2) Afghanistan

(a) The security situation was calm across the country except in the Eastern region, where tensions in the five poppy cultivating districts of Nangarhar province have persisted, and in the Southern region where fighting was reported in Uruzgan province.

(b) On 23 February, thousands of tons of food commodities were lost in a fire that destroyed the warehouse of a local company in Jalal Abad. It is anticipated that this incident will impact food prices in the region and that food shortages might be experienced.

(c) From 20 to 26 February, 847,880 beneficiaries received more than 3,186 tons of food commodities through various WFP activities. These included FFW and Food For Asset Creation projects in Hirat, Kandahar, Kabul, Mazari Sharif and Fayz Abad, where 297,800 beneficiaries received 1,910 tons of food; Food For Education in Kandahar, Kabul and Fayz Abad, where 291,600 beneficiaries received 272 tons of food; relief and resettlement of IDPs and refugees, where 59,180 IDPs in Hirat received 111 tons of food and over 5,000 returning refugees in Kabul received 72 tons of food; urban vulnerable bakery projects, in which 149,800 beneficiaries in Kabul, Mazari Sharif and Kandahar received 264 tons of food; supplementary feeding, where 4,000 beneficiaries in Mazari Sharif, Hirat, Kandahar and Kabul received 37 tons of food; and free food distribution to 40,300 beneficiaries in Fayz Abad and Mazari Sharif, receiving 520 tons of food.

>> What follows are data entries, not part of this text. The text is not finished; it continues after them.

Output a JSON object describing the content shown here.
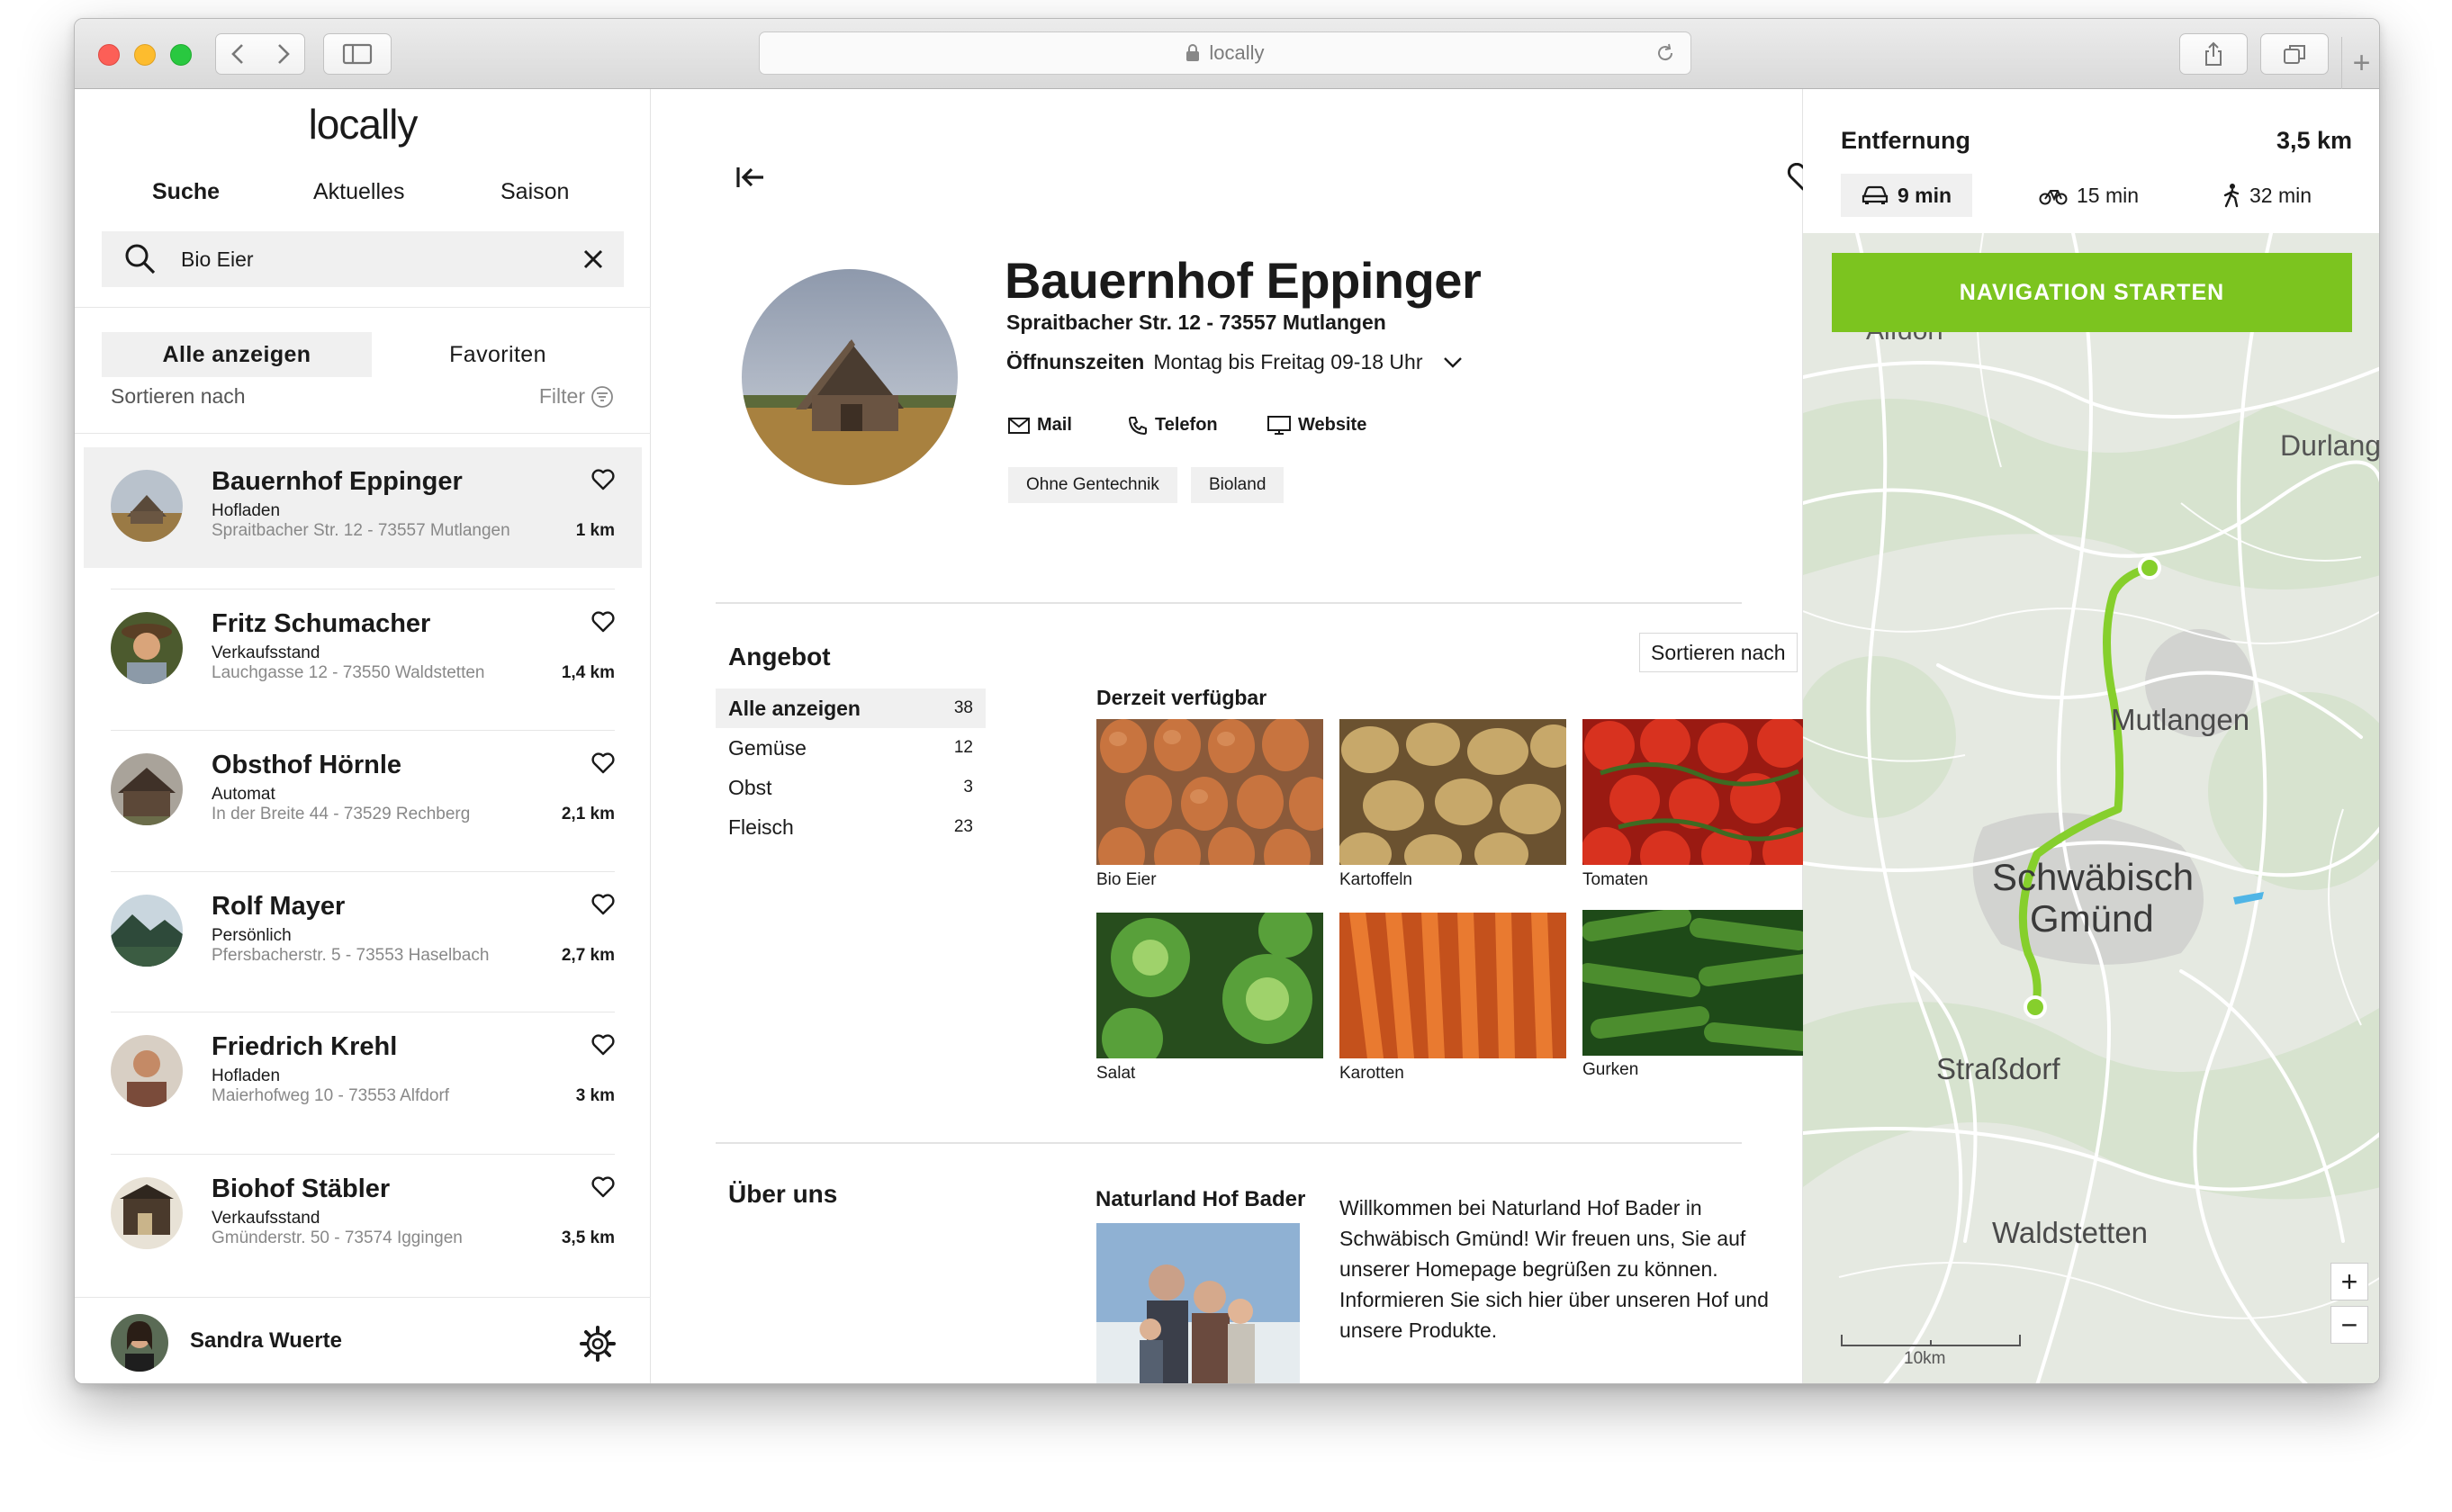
{
  "browser": {
    "url": "locally"
  },
  "app": {
    "logo": "locally",
    "nav": [
      "Suche",
      "Aktuelles",
      "Saison"
    ],
    "search": {
      "value": "Bio Eier"
    },
    "toggle": {
      "all": "Alle anzeigen",
      "favorites": "Favoriten"
    },
    "sort_label": "Sortieren nach",
    "filter_label": "Filter",
    "list": [
      {
        "name": "Bauernhof Eppinger",
        "type": "Hofladen",
        "address": "Spraitbacher Str. 12 - 73557 Mutlangen",
        "distance": "1 km"
      },
      {
        "name": "Fritz Schumacher",
        "type": "Verkaufsstand",
        "address": "Lauchgasse 12 - 73550 Waldstetten",
        "distance": "1,4 km"
      },
      {
        "name": "Obsthof Hörnle",
        "type": "Automat",
        "address": "In der Breite 44 - 73529 Rechberg",
        "distance": "2,1 km"
      },
      {
        "name": "Rolf Mayer",
        "type": "Persönlich",
        "address": "Pfersbacherstr. 5 - 73553 Haselbach",
        "distance": "2,7 km"
      },
      {
        "name": "Friedrich Krehl",
        "type": "Hofladen",
        "address": "Maierhofweg 10 - 73553 Alfdorf",
        "distance": "3 km"
      },
      {
        "name": "Biohof Stäbler",
        "type": "Verkaufsstand",
        "address": "Gmünderstr. 50 - 73574 Iggingen",
        "distance": "3,5 km"
      }
    ],
    "user": {
      "name": "Sandra Wuerte"
    }
  },
  "detail": {
    "name": "Bauernhof Eppinger",
    "address": "Spraitbacher Str. 12 - 73557 Mutlangen",
    "hours_label": "Öffnunszeiten",
    "hours_value": "Montag bis Freitag 09-18 Uhr",
    "contacts": {
      "mail": "Mail",
      "phone": "Telefon",
      "web": "Website"
    },
    "tags": [
      "Ohne Gentechnik",
      "Bioland"
    ],
    "offer_title": "Angebot",
    "offer_sort": "Sortieren nach",
    "categories": [
      {
        "label": "Alle anzeigen",
        "count": "38"
      },
      {
        "label": "Gemüse",
        "count": "12"
      },
      {
        "label": "Obst",
        "count": "3"
      },
      {
        "label": "Fleisch",
        "count": "23"
      }
    ],
    "available_title": "Derzeit verfügbar",
    "products": [
      "Bio Eier",
      "Kartoffeln",
      "Tomaten",
      "Salat",
      "Karotten",
      "Gurken"
    ],
    "about_title": "Über uns",
    "about_heading": "Naturland Hof Bader",
    "about_text": "Willkommen bei Naturland Hof Bader in Schwäbisch Gmünd! Wir freuen uns, Sie auf unserer Homepage begrüßen zu können. Informieren Sie sich hier über unseren Hof und unsere Produkte."
  },
  "distance": {
    "label": "Entfernung",
    "value": "3,5 km",
    "car": "9 min",
    "bike": "15 min",
    "walk": "32 min",
    "nav_button": "NAVIGATION STARTEN"
  },
  "map": {
    "places": [
      "Alfdorf",
      "Durlang",
      "Mutlangen",
      "Schwäbisch",
      "Gmünd",
      "Straßdorf",
      "Waldstetten"
    ],
    "scale": "10km",
    "zoom_in": "+",
    "zoom_out": "−"
  },
  "colors": {
    "accent": "#7cc41f",
    "route": "#86cf2c"
  }
}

Note: All tonnage figures in this report refer to metric tons.

(End WFP Emergency Report No 9).